Our scheme allows a mobile client to locally verify whether candidate objects
received from peers are indeed part of its own spatial query result set.

The method exhibits great scalability: the higher the mobile peer density, the more the
queries answered by peers.

The query access latency can be decreased with the increase in clients.

MODULE DESCRIPTION:
NETWORK MODULE:
Client-server computing or networking is a distributed application architecture that
partitions tasks or workloads between service providers (servers) and service requesters, called
clients. Often clients and servers operate over a computer network on separate hardware. A
server machine is a high-performance host that is running one or more server programs which
share its resources with clients. A client also shares any of its resources; Clients therefore initiate
communication sessions with servers which await (listen to) incoming requests.

WIRELESS BROADCASTING:
The transmission schedule in a wireless broadcast system consists of a series of broadcast
cycles. Within each cycle the data are organized into a number of index and data buckets. A
bucket (which has a constant size) corresponds to the smallest logical unit of information, similar
to the page concept in conventional storage systems. A single bucket may be carried into multiple
network packets (i.e., the basic unit of information that is transmitted over the air). However,
they are typically assumed to be of the same size (i.e., one bucket equals one packet).

LOCATION BASED SERVICES:


In location-based services, users with location-aware mobile devices are able to make
queries about their surroundings anywhere and at any time. While this ubiquitous computing
paradigm brings great convenience for information access, it also raises concerns over potential
intrusion into user location privacy. To protect location privacy, one typical approach is to cloak
user locations into spatial regions based on user-specified privacy requirements, and to transform
location-based queries into region-based queries.
Location-based services (LBS) are emerging as a major application of mobile geospatial
technologies. In LBS, users with location-aware mobile devices are able to make queries about

their surroundings anywhere and at any time. Spatial range queries and k-nearest-neighbor
(kNN) queries are two types of the most commonly used queries in LBS. For example, a user can
make a range query to find out all shopping centers within a certain distance of her current
location, or make a kNN query to find out the k nearest gas stations. In these queries, the user has
to provide the LBS server with her current location.

PRIVACY QUERY PROCESSING:

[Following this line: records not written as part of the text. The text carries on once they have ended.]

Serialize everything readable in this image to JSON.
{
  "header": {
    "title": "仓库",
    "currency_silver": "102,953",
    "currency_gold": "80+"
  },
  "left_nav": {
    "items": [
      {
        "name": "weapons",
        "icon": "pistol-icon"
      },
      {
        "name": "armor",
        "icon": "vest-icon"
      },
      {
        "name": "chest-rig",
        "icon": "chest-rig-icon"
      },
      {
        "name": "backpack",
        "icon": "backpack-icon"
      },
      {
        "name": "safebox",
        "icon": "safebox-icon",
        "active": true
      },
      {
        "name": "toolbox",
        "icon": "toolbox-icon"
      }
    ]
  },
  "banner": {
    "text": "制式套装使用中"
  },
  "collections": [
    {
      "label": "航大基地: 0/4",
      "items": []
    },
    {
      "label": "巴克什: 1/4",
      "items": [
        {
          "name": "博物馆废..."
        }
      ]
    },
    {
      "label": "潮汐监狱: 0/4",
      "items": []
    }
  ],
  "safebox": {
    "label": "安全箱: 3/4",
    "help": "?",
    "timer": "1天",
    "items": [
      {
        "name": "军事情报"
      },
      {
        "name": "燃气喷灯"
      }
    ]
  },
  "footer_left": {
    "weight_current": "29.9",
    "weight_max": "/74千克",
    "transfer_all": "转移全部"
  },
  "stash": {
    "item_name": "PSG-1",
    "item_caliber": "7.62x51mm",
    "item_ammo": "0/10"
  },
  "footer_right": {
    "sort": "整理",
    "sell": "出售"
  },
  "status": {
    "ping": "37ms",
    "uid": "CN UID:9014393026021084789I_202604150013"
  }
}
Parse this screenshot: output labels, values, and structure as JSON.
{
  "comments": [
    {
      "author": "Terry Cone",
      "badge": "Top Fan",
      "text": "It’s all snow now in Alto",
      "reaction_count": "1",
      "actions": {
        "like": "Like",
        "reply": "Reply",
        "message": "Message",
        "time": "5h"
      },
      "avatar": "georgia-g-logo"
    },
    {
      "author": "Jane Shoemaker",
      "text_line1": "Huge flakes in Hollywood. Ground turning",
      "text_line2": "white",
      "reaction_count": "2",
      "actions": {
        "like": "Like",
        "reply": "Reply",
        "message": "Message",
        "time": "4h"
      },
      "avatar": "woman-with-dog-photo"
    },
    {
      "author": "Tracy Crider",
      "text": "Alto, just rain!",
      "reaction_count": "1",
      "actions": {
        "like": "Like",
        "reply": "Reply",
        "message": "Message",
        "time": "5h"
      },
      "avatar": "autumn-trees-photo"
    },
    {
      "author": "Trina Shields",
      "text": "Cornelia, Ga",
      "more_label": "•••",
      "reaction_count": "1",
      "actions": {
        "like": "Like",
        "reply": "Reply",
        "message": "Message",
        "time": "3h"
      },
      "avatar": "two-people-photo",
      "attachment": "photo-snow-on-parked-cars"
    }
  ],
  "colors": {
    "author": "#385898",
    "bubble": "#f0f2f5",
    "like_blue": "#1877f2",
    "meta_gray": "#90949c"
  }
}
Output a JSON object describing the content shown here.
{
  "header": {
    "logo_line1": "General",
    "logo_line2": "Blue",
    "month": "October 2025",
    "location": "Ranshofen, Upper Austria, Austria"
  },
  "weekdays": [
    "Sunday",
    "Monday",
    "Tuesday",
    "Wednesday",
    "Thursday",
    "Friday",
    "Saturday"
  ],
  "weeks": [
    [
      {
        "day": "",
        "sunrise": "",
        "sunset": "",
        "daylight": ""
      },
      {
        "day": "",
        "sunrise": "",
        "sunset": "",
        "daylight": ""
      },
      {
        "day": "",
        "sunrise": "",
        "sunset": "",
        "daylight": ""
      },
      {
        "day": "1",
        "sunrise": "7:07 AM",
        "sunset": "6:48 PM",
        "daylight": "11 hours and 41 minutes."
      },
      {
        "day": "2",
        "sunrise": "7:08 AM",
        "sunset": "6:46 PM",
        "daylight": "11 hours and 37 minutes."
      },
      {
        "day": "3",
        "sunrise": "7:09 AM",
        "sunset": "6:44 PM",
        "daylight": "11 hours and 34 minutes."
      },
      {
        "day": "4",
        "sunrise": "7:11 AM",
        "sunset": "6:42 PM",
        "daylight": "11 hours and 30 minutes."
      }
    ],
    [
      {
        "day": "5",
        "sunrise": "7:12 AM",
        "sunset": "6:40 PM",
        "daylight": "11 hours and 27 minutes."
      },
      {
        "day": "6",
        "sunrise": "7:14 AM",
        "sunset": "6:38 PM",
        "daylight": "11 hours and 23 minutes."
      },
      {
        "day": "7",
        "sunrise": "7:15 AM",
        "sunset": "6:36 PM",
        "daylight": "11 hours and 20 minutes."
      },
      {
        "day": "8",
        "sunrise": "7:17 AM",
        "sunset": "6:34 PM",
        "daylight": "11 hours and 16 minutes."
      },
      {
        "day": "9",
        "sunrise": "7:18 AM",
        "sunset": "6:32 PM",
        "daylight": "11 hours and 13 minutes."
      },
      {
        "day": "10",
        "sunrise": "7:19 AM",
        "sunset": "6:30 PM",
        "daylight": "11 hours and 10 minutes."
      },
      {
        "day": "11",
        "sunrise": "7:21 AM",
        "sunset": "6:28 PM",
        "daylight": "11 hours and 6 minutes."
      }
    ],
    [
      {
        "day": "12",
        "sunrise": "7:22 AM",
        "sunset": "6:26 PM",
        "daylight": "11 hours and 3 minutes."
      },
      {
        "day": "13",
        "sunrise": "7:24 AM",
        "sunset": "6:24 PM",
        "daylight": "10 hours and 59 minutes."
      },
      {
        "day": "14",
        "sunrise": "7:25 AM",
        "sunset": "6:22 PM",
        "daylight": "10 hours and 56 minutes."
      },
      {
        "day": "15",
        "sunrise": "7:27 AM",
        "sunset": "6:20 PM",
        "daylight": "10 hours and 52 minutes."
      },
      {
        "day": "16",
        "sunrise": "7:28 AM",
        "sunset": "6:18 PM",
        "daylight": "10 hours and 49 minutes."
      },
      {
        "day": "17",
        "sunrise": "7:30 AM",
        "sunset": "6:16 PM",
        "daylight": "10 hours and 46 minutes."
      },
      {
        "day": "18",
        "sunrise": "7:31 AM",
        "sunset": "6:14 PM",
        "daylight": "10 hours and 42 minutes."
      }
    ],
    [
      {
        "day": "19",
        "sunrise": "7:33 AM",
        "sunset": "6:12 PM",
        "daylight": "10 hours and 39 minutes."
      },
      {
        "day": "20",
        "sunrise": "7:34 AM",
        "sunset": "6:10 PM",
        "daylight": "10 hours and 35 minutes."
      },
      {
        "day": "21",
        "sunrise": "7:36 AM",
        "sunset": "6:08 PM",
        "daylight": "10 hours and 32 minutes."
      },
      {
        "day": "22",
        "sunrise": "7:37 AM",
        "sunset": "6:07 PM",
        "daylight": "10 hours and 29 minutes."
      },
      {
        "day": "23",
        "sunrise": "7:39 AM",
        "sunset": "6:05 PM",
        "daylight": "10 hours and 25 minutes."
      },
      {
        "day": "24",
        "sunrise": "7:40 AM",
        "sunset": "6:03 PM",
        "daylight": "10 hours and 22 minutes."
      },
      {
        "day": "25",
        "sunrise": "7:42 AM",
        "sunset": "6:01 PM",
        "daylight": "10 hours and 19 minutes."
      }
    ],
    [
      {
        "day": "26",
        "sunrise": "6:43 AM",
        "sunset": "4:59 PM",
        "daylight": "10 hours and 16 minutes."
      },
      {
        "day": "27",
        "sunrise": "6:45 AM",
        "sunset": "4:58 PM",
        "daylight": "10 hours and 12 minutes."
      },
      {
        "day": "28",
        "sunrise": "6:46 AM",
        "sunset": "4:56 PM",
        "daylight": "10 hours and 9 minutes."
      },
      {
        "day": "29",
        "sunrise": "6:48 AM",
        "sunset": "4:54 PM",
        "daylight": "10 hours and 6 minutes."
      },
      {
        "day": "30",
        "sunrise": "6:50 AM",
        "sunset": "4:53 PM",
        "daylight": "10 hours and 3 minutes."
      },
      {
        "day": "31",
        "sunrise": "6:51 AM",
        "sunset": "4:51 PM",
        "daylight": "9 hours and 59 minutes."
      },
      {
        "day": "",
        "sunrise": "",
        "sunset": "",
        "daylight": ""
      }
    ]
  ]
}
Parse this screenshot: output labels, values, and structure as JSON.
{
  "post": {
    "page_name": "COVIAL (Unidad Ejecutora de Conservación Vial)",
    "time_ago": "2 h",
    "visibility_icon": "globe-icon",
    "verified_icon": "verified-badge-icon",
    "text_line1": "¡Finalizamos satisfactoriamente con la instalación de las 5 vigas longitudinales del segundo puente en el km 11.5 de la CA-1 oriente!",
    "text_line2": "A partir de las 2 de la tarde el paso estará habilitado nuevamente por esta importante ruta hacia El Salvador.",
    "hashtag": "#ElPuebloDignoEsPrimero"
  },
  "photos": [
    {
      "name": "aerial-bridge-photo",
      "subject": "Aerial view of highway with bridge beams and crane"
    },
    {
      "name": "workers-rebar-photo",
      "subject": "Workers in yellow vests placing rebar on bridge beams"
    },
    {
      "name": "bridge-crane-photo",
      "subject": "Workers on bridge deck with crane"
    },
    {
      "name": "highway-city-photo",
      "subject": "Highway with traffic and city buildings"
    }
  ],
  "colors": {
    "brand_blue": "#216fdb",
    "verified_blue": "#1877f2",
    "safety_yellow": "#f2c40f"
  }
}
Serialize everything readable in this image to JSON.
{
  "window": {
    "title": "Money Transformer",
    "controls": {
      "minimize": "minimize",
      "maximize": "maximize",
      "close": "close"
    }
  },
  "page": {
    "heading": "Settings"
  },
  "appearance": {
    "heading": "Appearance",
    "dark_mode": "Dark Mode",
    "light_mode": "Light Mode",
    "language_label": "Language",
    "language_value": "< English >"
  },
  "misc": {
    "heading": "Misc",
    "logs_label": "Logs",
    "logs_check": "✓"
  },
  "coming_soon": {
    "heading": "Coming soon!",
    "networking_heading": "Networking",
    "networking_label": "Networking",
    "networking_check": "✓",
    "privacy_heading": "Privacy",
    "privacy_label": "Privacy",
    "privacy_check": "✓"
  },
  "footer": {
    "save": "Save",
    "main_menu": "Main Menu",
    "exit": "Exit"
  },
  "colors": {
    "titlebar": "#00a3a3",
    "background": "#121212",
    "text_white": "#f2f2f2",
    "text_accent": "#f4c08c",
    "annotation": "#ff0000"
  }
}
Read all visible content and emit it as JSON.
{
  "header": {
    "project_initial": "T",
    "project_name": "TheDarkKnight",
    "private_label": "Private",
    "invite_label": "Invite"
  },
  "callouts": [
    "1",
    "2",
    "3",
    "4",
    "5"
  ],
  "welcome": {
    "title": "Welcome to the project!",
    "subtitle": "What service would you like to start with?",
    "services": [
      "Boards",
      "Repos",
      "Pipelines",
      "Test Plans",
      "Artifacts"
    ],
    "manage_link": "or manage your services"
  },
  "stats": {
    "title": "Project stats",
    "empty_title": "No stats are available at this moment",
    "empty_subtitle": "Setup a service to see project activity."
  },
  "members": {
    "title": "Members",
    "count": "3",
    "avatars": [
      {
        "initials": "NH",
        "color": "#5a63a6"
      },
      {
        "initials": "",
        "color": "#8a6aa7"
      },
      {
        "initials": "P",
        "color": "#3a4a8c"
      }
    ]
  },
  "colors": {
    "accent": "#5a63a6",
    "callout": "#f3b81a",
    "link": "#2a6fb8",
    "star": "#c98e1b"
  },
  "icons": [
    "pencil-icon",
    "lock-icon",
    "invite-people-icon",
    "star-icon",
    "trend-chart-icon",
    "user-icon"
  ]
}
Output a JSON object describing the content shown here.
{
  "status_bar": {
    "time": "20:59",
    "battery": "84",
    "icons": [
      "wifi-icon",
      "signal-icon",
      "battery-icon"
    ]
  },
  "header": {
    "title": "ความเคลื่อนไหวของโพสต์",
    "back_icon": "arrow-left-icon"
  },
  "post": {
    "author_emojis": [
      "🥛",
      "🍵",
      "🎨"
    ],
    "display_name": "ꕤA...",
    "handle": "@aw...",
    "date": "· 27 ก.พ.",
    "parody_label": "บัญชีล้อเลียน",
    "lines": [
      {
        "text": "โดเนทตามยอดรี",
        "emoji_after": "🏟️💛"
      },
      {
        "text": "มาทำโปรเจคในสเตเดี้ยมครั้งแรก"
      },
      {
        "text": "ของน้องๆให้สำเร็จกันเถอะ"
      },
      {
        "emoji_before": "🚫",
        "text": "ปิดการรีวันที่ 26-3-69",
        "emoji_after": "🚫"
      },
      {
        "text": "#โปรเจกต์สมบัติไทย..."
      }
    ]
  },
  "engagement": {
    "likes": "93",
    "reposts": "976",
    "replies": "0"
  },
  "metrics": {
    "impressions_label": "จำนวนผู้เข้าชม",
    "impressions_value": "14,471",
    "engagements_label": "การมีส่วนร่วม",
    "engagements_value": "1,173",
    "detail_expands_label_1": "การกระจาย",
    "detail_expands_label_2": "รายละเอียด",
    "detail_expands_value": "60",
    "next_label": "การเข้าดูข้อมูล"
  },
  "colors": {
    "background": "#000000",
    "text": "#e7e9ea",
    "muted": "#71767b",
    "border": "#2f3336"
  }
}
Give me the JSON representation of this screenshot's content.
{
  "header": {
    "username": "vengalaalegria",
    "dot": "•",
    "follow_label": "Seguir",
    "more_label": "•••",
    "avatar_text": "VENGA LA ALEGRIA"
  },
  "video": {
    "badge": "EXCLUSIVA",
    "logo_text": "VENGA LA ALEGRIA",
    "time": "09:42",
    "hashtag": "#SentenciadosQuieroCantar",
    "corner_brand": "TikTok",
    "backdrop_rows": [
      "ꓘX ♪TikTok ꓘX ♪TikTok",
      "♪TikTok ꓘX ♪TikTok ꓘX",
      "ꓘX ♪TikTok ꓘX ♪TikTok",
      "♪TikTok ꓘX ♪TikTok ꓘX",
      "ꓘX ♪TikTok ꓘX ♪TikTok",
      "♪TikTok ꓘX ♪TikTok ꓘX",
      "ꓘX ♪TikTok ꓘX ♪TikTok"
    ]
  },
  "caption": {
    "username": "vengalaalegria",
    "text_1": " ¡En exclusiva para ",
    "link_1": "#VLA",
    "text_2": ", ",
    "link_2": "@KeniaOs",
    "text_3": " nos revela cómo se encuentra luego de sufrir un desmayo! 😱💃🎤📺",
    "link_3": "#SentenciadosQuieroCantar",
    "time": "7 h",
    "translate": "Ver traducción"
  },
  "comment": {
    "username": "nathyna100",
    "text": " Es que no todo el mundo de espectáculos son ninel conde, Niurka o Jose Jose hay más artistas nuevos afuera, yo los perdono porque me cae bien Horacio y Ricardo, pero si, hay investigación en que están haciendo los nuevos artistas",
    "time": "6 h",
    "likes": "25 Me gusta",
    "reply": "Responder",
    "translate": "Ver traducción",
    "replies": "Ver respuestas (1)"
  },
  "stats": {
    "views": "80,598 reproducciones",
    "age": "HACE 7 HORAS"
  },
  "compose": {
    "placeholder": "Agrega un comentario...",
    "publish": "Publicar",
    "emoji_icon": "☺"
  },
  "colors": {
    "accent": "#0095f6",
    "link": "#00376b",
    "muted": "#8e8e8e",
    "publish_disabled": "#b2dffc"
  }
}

To protect location privacy, one typical approach is to cloak user locations into spatial
regions based on user-specified privacy requirements, and to transform location-based queries
into region-based queries.
For example, a user can make a range query to find out all shopping centers within a
certain distance of her current location, or make a kNN query to find out the k nearest gas
stations. In these queries, the user has to provide the LBS server with her current location. But
the disclosure of location information to the server raises privacy.
Location cloaking is one typical approach to protecting user location privacy in LBS.
Upon receiving a location-based spatial query (e.g., a range query or a kNN query) from the user,
the system cloaks the users current location into a cloaking region based on the users privacy
requirement. The location-based spatial query is thus transformed into a region-based spatial
query before being sent to the LBS server. The LBS server then evaluates the region-based query
and returns a result superset, which contains the query results for all possible location points in
the cloaking region. Finally, the system refines the result superset to generate the exact results for
the query location.

IN MODULE GIVEN INPUT AND EXPECTED OUTPUT:

The Query location and preferred criteria are the input for Mobile Host. The Mobile Host
gets the results for the corresponding location and criteria, with considerably reducing latency
while getting results from neighboring peers.